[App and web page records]
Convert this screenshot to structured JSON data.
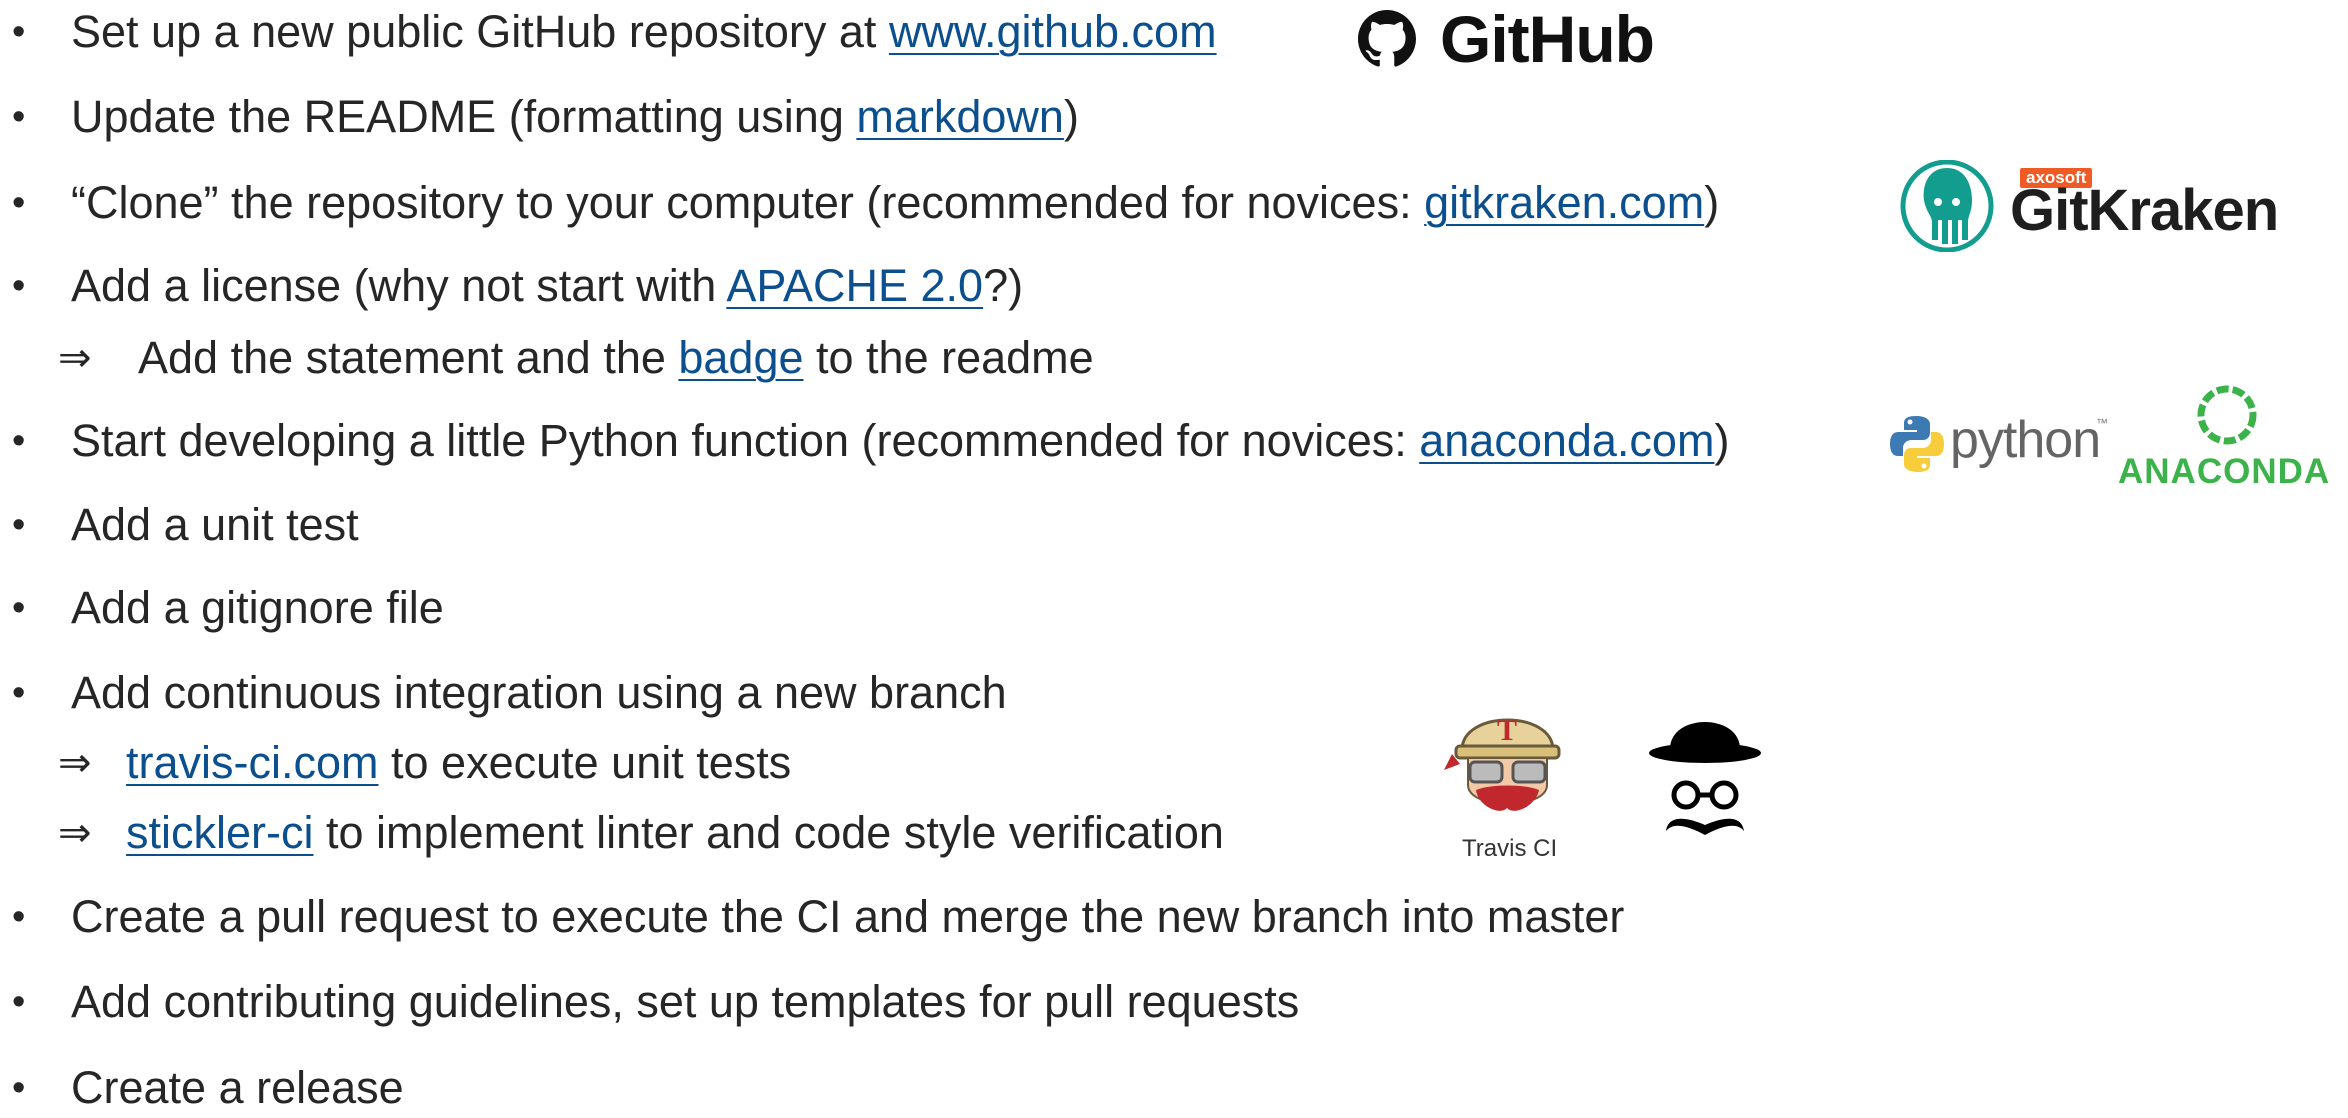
{
  "items": [
    {
      "bullet": "•",
      "text": "Set up a new public GitHub repository at ",
      "link": "www.github.com",
      "after": ""
    },
    {
      "bullet": "•",
      "text": "Update the README (formatting using ",
      "link": "markdown",
      "after": ")"
    },
    {
      "bullet": "•",
      "text": "“Clone” the repository to your computer (recommended for novices: ",
      "link": "gitkraken.com",
      "after": ")"
    },
    {
      "bullet": "•",
      "text": "Add a license (why not start with ",
      "link": "APACHE 2.0",
      "after": "?)"
    },
    {
      "arrow": "⇒",
      "text": "Add the statement and the ",
      "link": "badge",
      "after": " to the readme"
    },
    {
      "bullet": "•",
      "text": "Start developing a little Python function (recommended for novices: ",
      "link": "anaconda.com",
      "after": ")"
    },
    {
      "bullet": "•",
      "text": "Add a unit test"
    },
    {
      "bullet": "•",
      "text": "Add a gitignore file"
    },
    {
      "bullet": "•",
      "text": "Add continuous integration using a new branch"
    },
    {
      "arrow": "⇒",
      "link": "travis-ci.com",
      "after": " to execute unit tests"
    },
    {
      "arrow": "⇒",
      "link": "stickler-ci",
      "after": " to implement linter and code style verification"
    },
    {
      "bullet": "•",
      "text": "Create a pull request to execute the CI and merge the new branch into master"
    },
    {
      "bullet": "•",
      "text": "Add contributing guidelines, set up templates for pull requests"
    },
    {
      "bullet": "•",
      "text": "Create a release"
    }
  ],
  "logos": {
    "github": {
      "icon": "github-octocat-icon",
      "word": "GitHub"
    },
    "gitkraken": {
      "icon": "gitkraken-squid-icon",
      "tag": "axosoft",
      "word": "GitKraken",
      "color": "#139d8f"
    },
    "python": {
      "icon": "python-snakes-icon",
      "word": "python",
      "tm": "™"
    },
    "anaconda": {
      "icon": "anaconda-ring-icon",
      "word": "ANACONDA",
      "color": "#3cb34a"
    },
    "travis": {
      "icon": "travis-mascot-icon",
      "word": "Travis CI"
    },
    "stickler": {
      "icon": "stickler-hat-glasses-mustache-icon"
    }
  },
  "colors": {
    "text": "#262626",
    "link": "#0b4f8f"
  }
}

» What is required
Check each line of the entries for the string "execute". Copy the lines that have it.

» Solution to the problem
      "after": " to execute unit tests"
      "text": "Create a pull request to execute the CI and merge the new branch into master"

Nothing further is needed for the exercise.